The law is clear that a challenge to the candidacy of an individual becomes moot “when any right which might be determined by the judicial tribunal could not be effectuated in the manner provided by law.” Polk v. Davidson, 145 Tex. 200, 196 S.W.2d 632, 634 (1946) (orig. proceeding) (citing Sterling v. Ferguson, 122 Tex. 122, 142, 53 S.W.2d 753, 761 (1932) (orig.proceeding) (per curiam)); see Smith v. Crawford, 747 S.W.2d 938, 940 (Tex.App.-Dallas 1988, orig. proceeding). If a challenge to a candidate's eligibility “cannot be tried and a final decree entered in time for compliance with pre-election statutes by officials charged with the duty of preparing for the holding of the election,” we must dismiss the challenge as moot. Smith, 747 S.W.2d at 940.
The Texas Election Code provides “[i]f a candidate dies or is declared ineligible after the 74th day before election day, the candidate's name shall be placed on the ballot.” Tex. Elec.Code Ann. § 145.039 (Vernon Supp.2008). If the name of an ineligible candidate appears on the ballot, the votes cast for the candidate shall be counted and entered on the official election returns. Tex. Elec.Code Ann. § 145.005(a) (Vernon 2003). The general election is set for November 4, 2008. See Tex. Elec.Code Ann. § 41.002 (Vernon 2003). The 74th day before the general election was August 22, 2008. Accordingly, even if we declare Davis ineligible, her name will remain on the ballot and any votes cast for her will be counted. See Tex. Elec.Code Ann. § 145.005(a) (Vernon 2003). No order that we might enter would be effective to change this result.

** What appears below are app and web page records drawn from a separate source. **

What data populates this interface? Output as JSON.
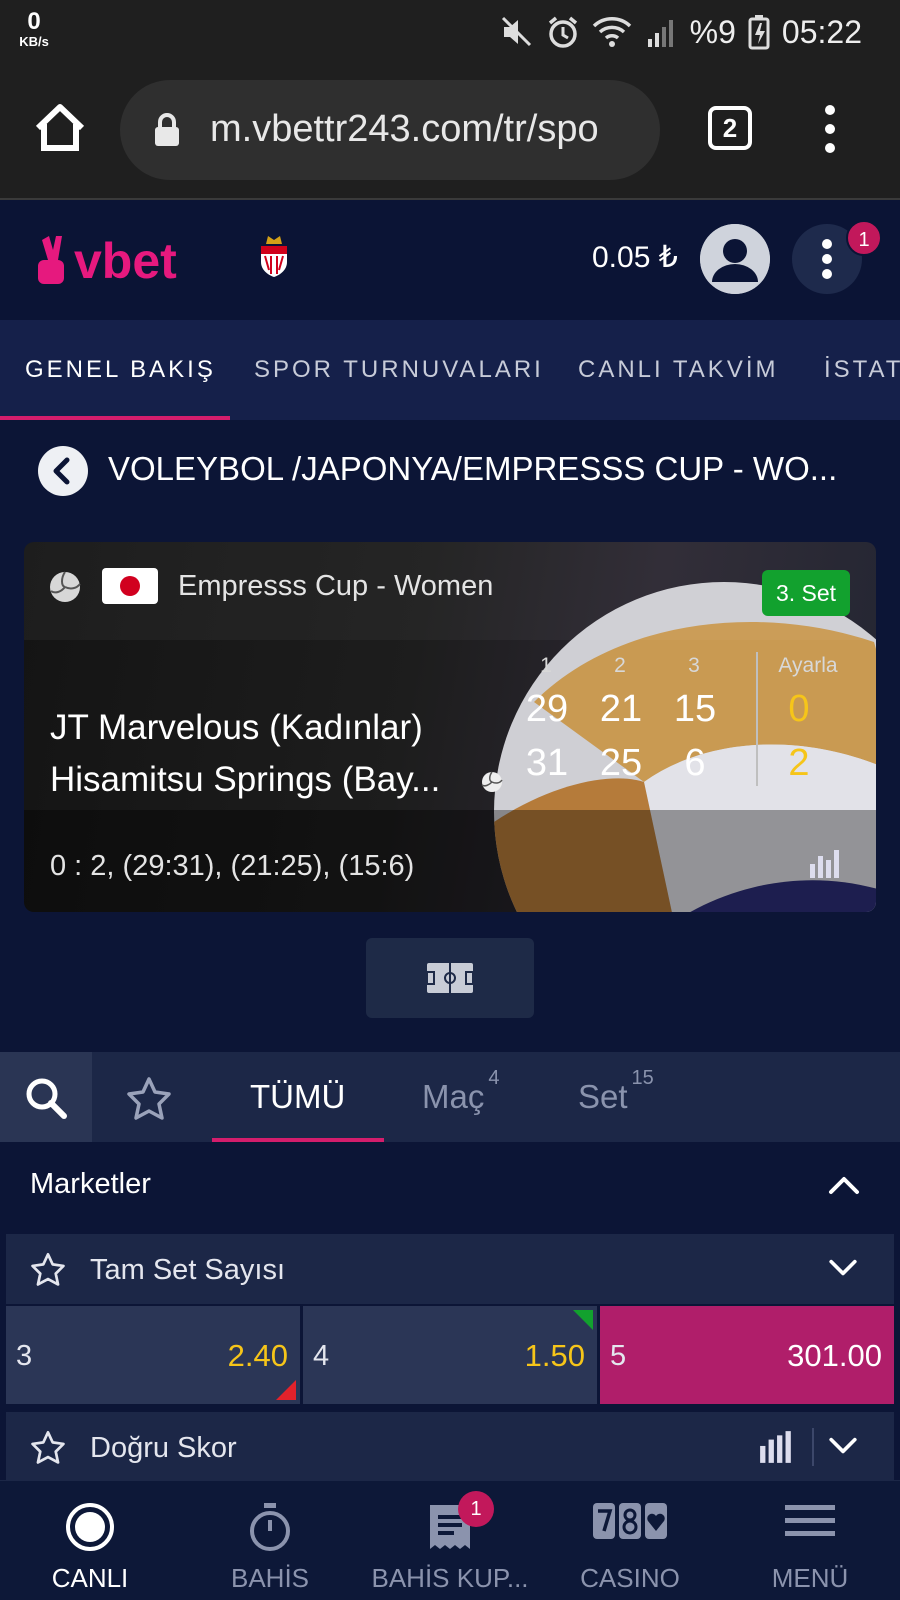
{
  "status_bar": {
    "net_speed_value": "0",
    "net_speed_unit": "KB/s",
    "battery_percent": "%9",
    "time": "05:22"
  },
  "browser": {
    "url": "m.vbettr243.com/tr/spo",
    "tab_count": "2"
  },
  "header": {
    "logo_text": "vbet",
    "balance": "0.05 ₺",
    "menu_badge": "1"
  },
  "top_tabs": [
    {
      "label": "GENEL BAKIŞ",
      "active": true
    },
    {
      "label": "SPOR TURNUVALARI",
      "active": false
    },
    {
      "label": "CANLI TAKVİM",
      "active": false
    },
    {
      "label": "İSTATİSTİK",
      "active": false
    }
  ],
  "breadcrumb": {
    "text": "VOLEYBOL /JAPONYA/EMPRESSS CUP - WO..."
  },
  "match": {
    "league": "Empresss Cup - Women",
    "set_badge": "3. Set",
    "set_headers": [
      "1",
      "2",
      "3"
    ],
    "total_header": "Ayarla",
    "team1": {
      "name": "JT Marvelous (Kadınlar)",
      "sets": [
        "29",
        "21",
        "15"
      ],
      "total": "0"
    },
    "team2": {
      "name": "Hisamitsu Springs (Bay...",
      "sets": [
        "31",
        "25",
        "6"
      ],
      "total": "2"
    },
    "summary": "0 : 2, (29:31), (21:25), (15:6)"
  },
  "market_tabs": [
    {
      "label": "TÜMÜ",
      "count": "",
      "active": true
    },
    {
      "label": "Maç",
      "count": "4",
      "active": false
    },
    {
      "label": "Set",
      "count": "15",
      "active": false
    }
  ],
  "markets_section": {
    "title": "Marketler"
  },
  "markets": [
    {
      "name": "Tam Set Sayısı",
      "odds": [
        {
          "label": "3",
          "value": "2.40",
          "trend": "down",
          "selected": false
        },
        {
          "label": "4",
          "value": "1.50",
          "trend": "up",
          "selected": false
        },
        {
          "label": "5",
          "value": "301.00",
          "trend": "",
          "selected": true
        }
      ]
    },
    {
      "name": "Doğru Skor",
      "odds": []
    }
  ],
  "bottom_nav": [
    {
      "label": "CANLI",
      "icon": "live-icon",
      "active": true
    },
    {
      "label": "BAHİS",
      "icon": "stopwatch-icon",
      "active": false
    },
    {
      "label": "BAHİS KUP...",
      "icon": "betslip-icon",
      "active": false,
      "badge": "1"
    },
    {
      "label": "CASINO",
      "icon": "slot-777-icon",
      "active": false
    },
    {
      "label": "MENÜ",
      "icon": "hamburger-icon",
      "active": false
    }
  ],
  "colors": {
    "accent": "#d41d6c",
    "odd_value": "#f6c519",
    "set_badge": "#12a12e",
    "background": "#0c1536"
  }
}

See Skelton v. Yates, 131 Tex. 620, 621, 119 S.W.2d 91, 92 (1938) (orig.proceeding); Port Isabel/S. Padre Island Taxpayer Ass'n v. S. Padre Island, 669 S.W.2d 177, 178 (Tex.App.-Corpus Christi 1984, no writ); King v. Fitch, 181 S.W.2d 926, 927 (Tex.Civ.App.-San Antonio 1944, no writ) (per curiam).
Brimer's only legally recognized interest in pursuing this appeal is to avoid being opposed by an ineligible candidate. Even if Davis is ineligible to hold office-an issue we do not reach in this appeal-her name will be included on the November 4, 2008 general election ballot in opposition to Brimer. We cannot, at this point, change that outcome and, therefore, this appeal is moot.
Accordingly, we dismiss this appeal.
1. See Tex. Const. art. XVI, § 17 (“All officers within this State shall continue to perform the duties of their offices until their successors shall be duly qualified.”).
2. Article III, section 19 of the Texas Constitution provides:No judge of any court, Secretary of State, Attorney General, clerk of any court of record, or any person holding a lucrative office under the United States, or this State, or any foreign government shall during the term for which he is elected or appointed, be eligible to the Legislature.Tex. Const. art. III, § 19.
Opinion by Justice WHITTINGTON.